Google also strikes deal with Twitter
After Bing announced it had made a deal with Twitter that it would be able to index the Twitter database Google almost immediately replied: they too have made a deal with Twitter.
At the same conference and on the Google blog Marissa Mayer announced the deal, stressing that the new type of information Twitter is giving us is important for the web.
"we are very excited to announce that we have reached an agreement with Twitter to include their updates in our search results. We believe that our search results and user experience will greatly benefit from the inclusion of this up-to-the-minute data, and we look forward to having a product that showcases how tweets can make search better in the coming months. That way, the next time you search for something that can be aided by a real-time observation, say, snow conditions at your favorite ski resort, you'll find tweets from other users who are there and sharing the latest and greatest information."
It is not clear yet if Google starts right away with the indexing or not. Searches, though on the .com, even on the 'trending topics', don't give back any results so far. It might be that also with Google the results will first only show up in the US.
Google also announced 'social search' to be launched soon in Google Labs. That will allow you to see results for queries from people within your social network. This kind of search was talked about before but raised a lot of questions. Do you want your friends to see what you are looking for, for example.
More on the deal between Google and Twitter, Bing and Twitter and social search later on here and also tonight in the Searchcowboys podcast on Webmasterradio.

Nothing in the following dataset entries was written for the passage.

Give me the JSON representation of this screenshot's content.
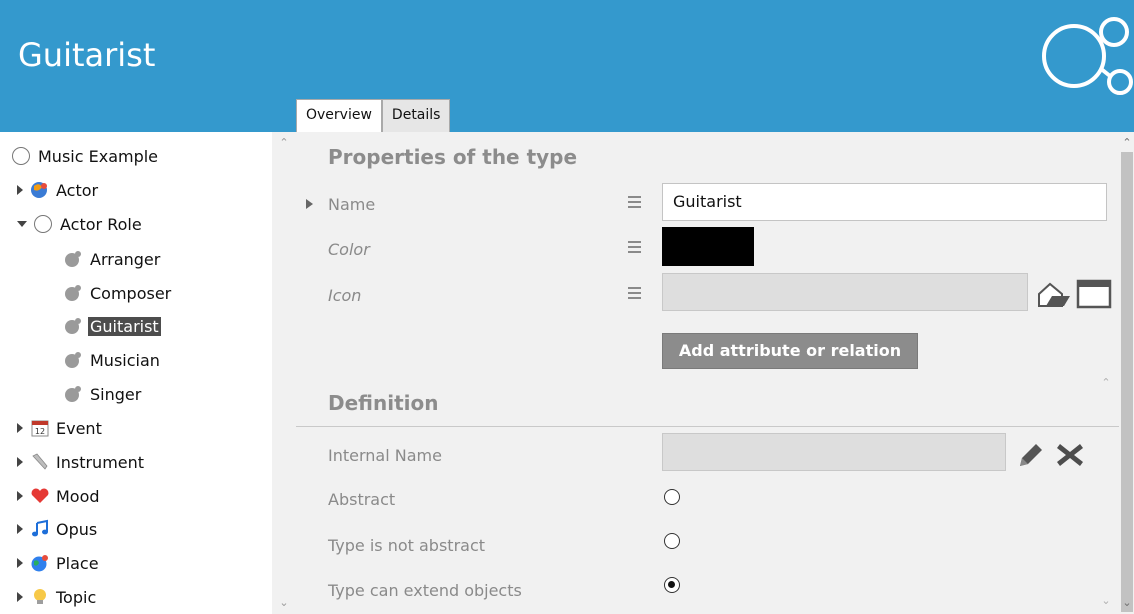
{
  "header": {
    "title": "Guitarist",
    "logo_icon": "graph-nodes-icon",
    "bg_color": "#3499cd"
  },
  "tabs": [
    {
      "label": "Overview",
      "active": true
    },
    {
      "label": "Details",
      "active": false
    }
  ],
  "tree": {
    "root": "Music Example",
    "items": [
      {
        "label": "Actor",
        "icon": "actor-icon"
      },
      {
        "label": "Actor Role",
        "icon": "circle-icon",
        "expanded": true,
        "children": [
          "Arranger",
          "Composer",
          "Guitarist",
          "Musician",
          "Singer"
        ]
      },
      {
        "label": "Event",
        "icon": "calendar-icon"
      },
      {
        "label": "Instrument",
        "icon": "wrench-icon"
      },
      {
        "label": "Mood",
        "icon": "heart-icon"
      },
      {
        "label": "Opus",
        "icon": "music-note-icon"
      },
      {
        "label": "Place",
        "icon": "globe-icon"
      },
      {
        "label": "Topic",
        "icon": "lightbulb-icon"
      }
    ],
    "selected": "Guitarist"
  },
  "properties": {
    "section_title": "Properties of the type",
    "name_label": "Name",
    "name_value": "Guitarist",
    "color_label": "Color",
    "color_value": "#000000",
    "icon_label": "Icon",
    "icon_value": "",
    "add_button": "Add attribute or relation"
  },
  "definition": {
    "section_title": "Definition",
    "internal_name_label": "Internal Name",
    "internal_name_value": "",
    "options": [
      {
        "label": "Abstract",
        "checked": false
      },
      {
        "label": "Type is not abstract",
        "checked": false
      },
      {
        "label": "Type can extend objects",
        "checked": true
      }
    ]
  }
}
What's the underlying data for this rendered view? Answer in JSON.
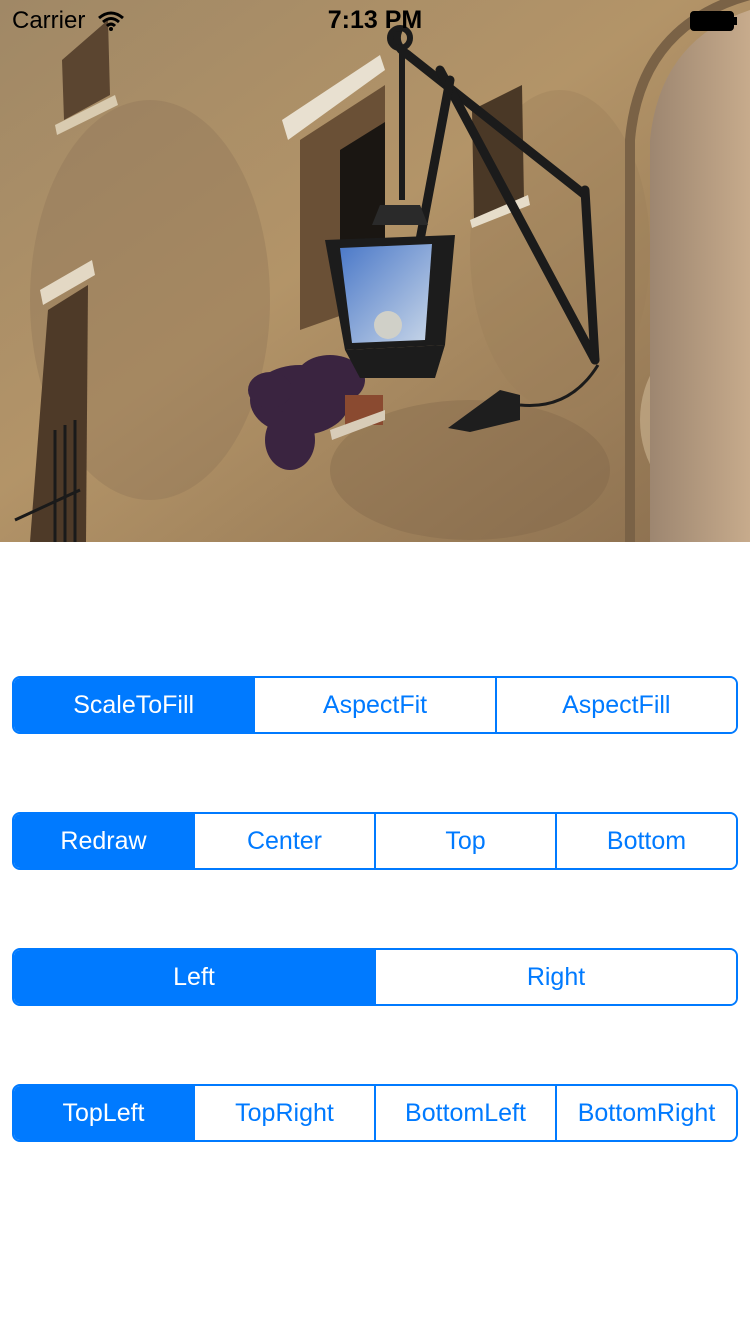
{
  "status_bar": {
    "carrier": "Carrier",
    "time": "7:13 PM",
    "wifi_icon": "wifi-icon",
    "battery_icon": "battery-icon"
  },
  "photo": {
    "subject": "wall-lantern-photo"
  },
  "content_mode_control": {
    "segments": [
      "ScaleToFill",
      "AspectFit",
      "AspectFill"
    ],
    "selected_index": 0
  },
  "redraw_control": {
    "segments": [
      "Redraw",
      "Center",
      "Top",
      "Bottom"
    ],
    "selected_index": 0
  },
  "horizontal_control": {
    "segments": [
      "Left",
      "Right"
    ],
    "selected_index": 0
  },
  "corner_control": {
    "segments": [
      "TopLeft",
      "TopRight",
      "BottomLeft",
      "BottomRight"
    ],
    "selected_index": 0
  },
  "colors": {
    "tint": "#007aff",
    "background": "#ffffff"
  }
}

Tagcloudppc apple google wave smx news search engines youtube google tools social media analytics russia business video linkbuilding interview microsoft bing search engine sea internet street view browser website a4uexpo gmail streetview facebook viral event funny blog google images advertising google maps searchcowboys search research europe matt cutts